Look through the records below and copy each line that includes the word "caption".

[Dataset rows describing interfaces]
····················

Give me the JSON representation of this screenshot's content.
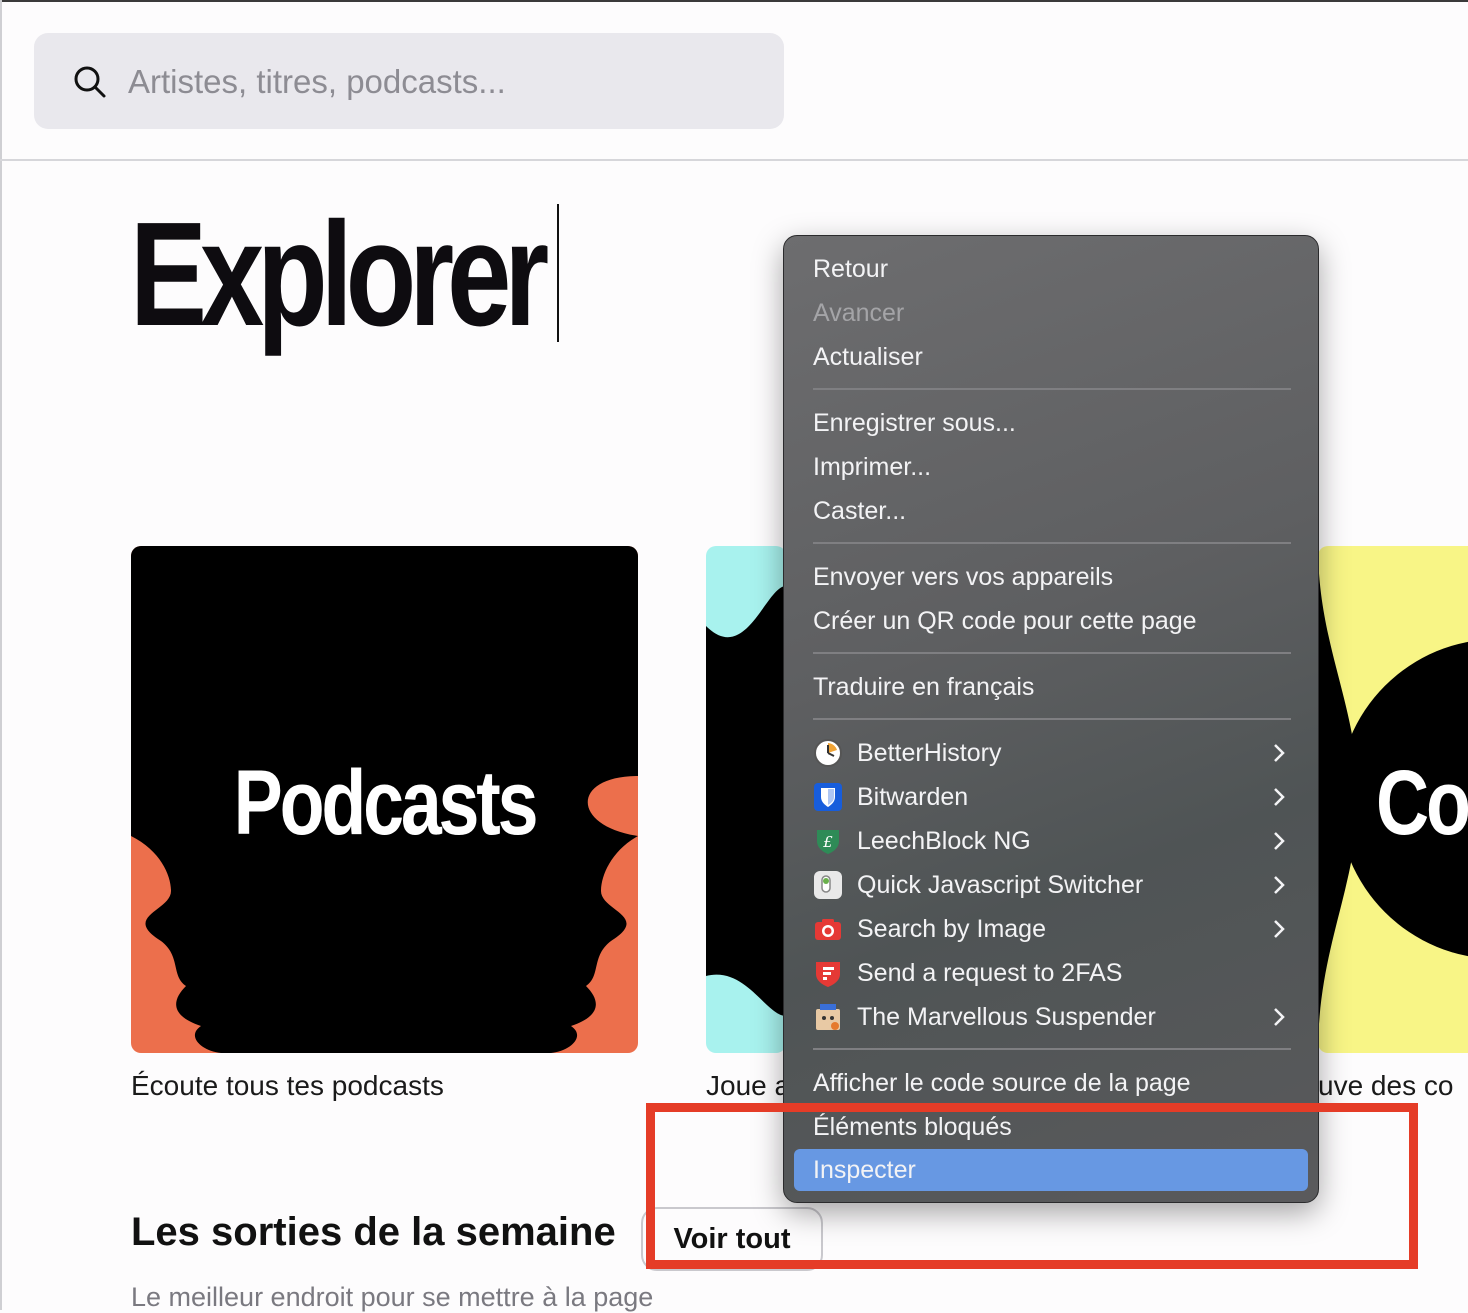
{
  "search": {
    "placeholder": "Artistes, titres, podcasts..."
  },
  "page": {
    "title": "Explorer"
  },
  "cards": [
    {
      "label": "Podcasts",
      "caption": "Écoute tous tes podcasts",
      "bg": "#ec6f4c"
    },
    {
      "label": "",
      "caption": "Joue a",
      "bg": "#a8f2ee"
    },
    {
      "label": "Co",
      "caption": "uve des co",
      "bg": "#f8f586"
    }
  ],
  "section": {
    "title": "Les sorties de la semaine",
    "see_all": "Voir tout",
    "subtitle": "Le meilleur endroit pour se mettre à la page"
  },
  "context_menu": {
    "back": "Retour",
    "forward": "Avancer",
    "reload": "Actualiser",
    "save_as": "Enregistrer sous...",
    "print": "Imprimer...",
    "cast": "Caster...",
    "send_to_devices": "Envoyer vers vos appareils",
    "create_qr": "Créer un QR code pour cette page",
    "translate": "Traduire en français",
    "extensions": [
      {
        "label": "BetterHistory",
        "icon": "clock-icon",
        "submenu": true
      },
      {
        "label": "Bitwarden",
        "icon": "shield-icon",
        "submenu": true
      },
      {
        "label": "LeechBlock NG",
        "icon": "leech-shield-icon",
        "submenu": true
      },
      {
        "label": "Quick Javascript Switcher",
        "icon": "toggle-icon",
        "submenu": true
      },
      {
        "label": "Search by Image",
        "icon": "camera-icon",
        "submenu": true
      },
      {
        "label": "Send a request to 2FAS",
        "icon": "twofas-icon",
        "submenu": false
      },
      {
        "label": "The Marvellous Suspender",
        "icon": "suspender-icon",
        "submenu": true
      }
    ],
    "view_source": "Afficher le code source de la page",
    "blocked_elements": "Éléments bloqués",
    "inspect": "Inspecter"
  },
  "colors": {
    "menu_selected": "#6798e3",
    "highlight": "#e53c27",
    "search_bg": "#e9e8ed"
  }
}
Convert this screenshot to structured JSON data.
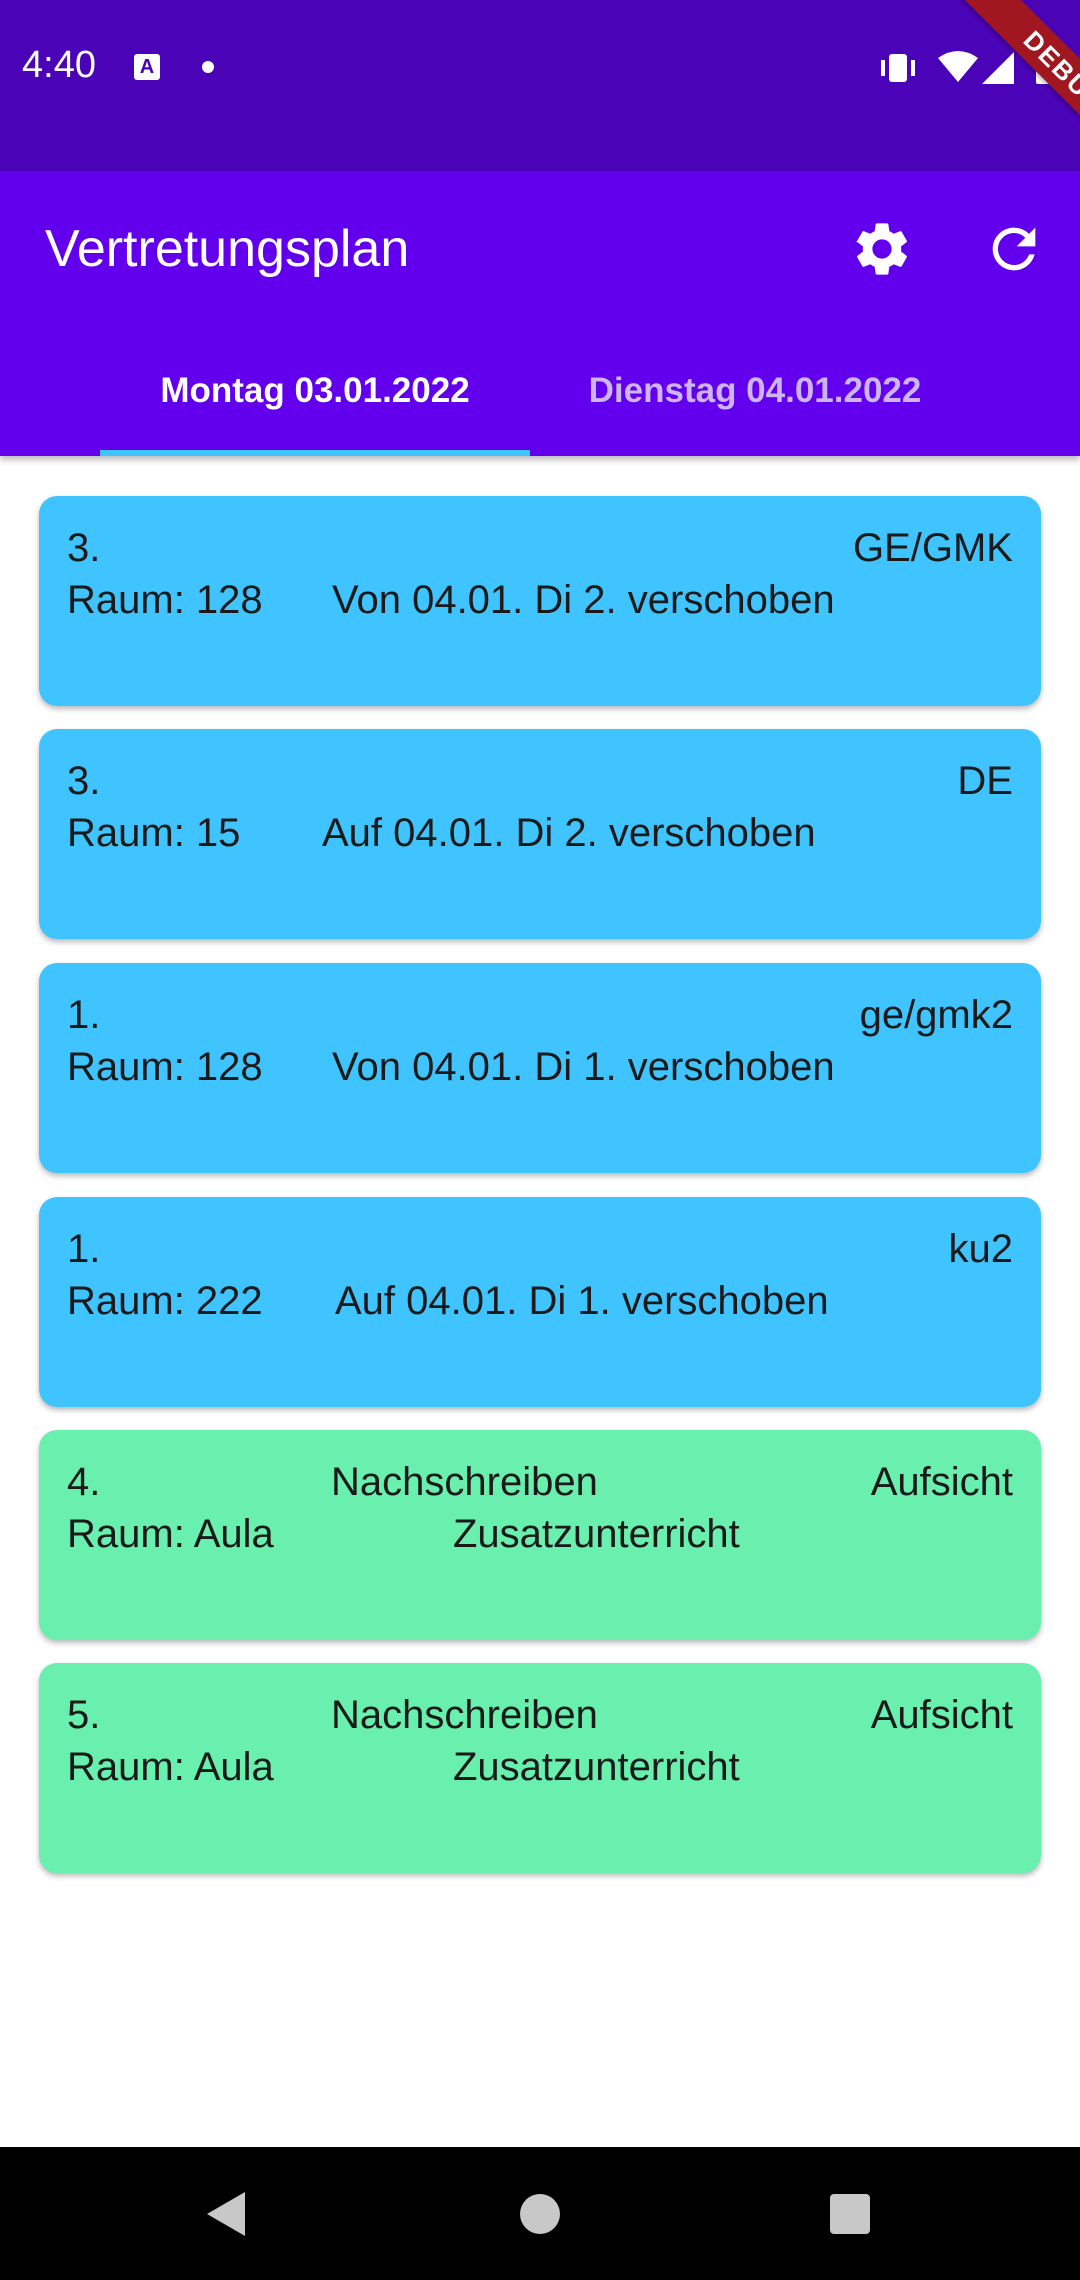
{
  "status_bar": {
    "time": "4:40",
    "a_icon": "A",
    "debug_label": "DEBUG"
  },
  "app_bar": {
    "title": "Vertretungsplan",
    "settings_icon": "gear-icon",
    "refresh_icon": "refresh-icon"
  },
  "tabs": [
    {
      "label": "Montag 03.01.2022",
      "selected": true
    },
    {
      "label": "Dienstag 04.01.2022",
      "selected": false
    }
  ],
  "colors": {
    "status_bar": "#4a03b6",
    "app_bar": "#6200ee",
    "tab_indicator": "#40c4ff",
    "card_blue": "#40c4ff",
    "card_green": "#69f0ae"
  },
  "cards": [
    {
      "period": "3.",
      "subject": "GE/GMK",
      "room": "Raum: 128",
      "info": "Von 04.01. Di 2. verschoben",
      "color": "blue"
    },
    {
      "period": "3.",
      "subject": "DE",
      "room": "Raum: 15",
      "info": "Auf 04.01. Di 2. verschoben",
      "color": "blue"
    },
    {
      "period": "1.",
      "subject": "ge/gmk2",
      "room": "Raum: 128",
      "info": "Von 04.01. Di 1. verschoben",
      "color": "blue"
    },
    {
      "period": "1.",
      "subject": "ku2",
      "room": "Raum: 222",
      "info": "Auf 04.01. Di 1. verschoben",
      "color": "blue"
    },
    {
      "period": "4.",
      "type": "Nachschreiben",
      "subject": "Aufsicht",
      "room": "Raum: Aula",
      "extra": "Zusatzunterricht",
      "color": "green"
    },
    {
      "period": "5.",
      "type": "Nachschreiben",
      "subject": "Aufsicht",
      "room": "Raum: Aula",
      "extra": "Zusatzunterricht",
      "color": "green"
    }
  ]
}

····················

● **Solution for this task**
      "caption": "Écoute tous tes podcasts",
      "caption": "Joue a",
      "caption": "uve des co",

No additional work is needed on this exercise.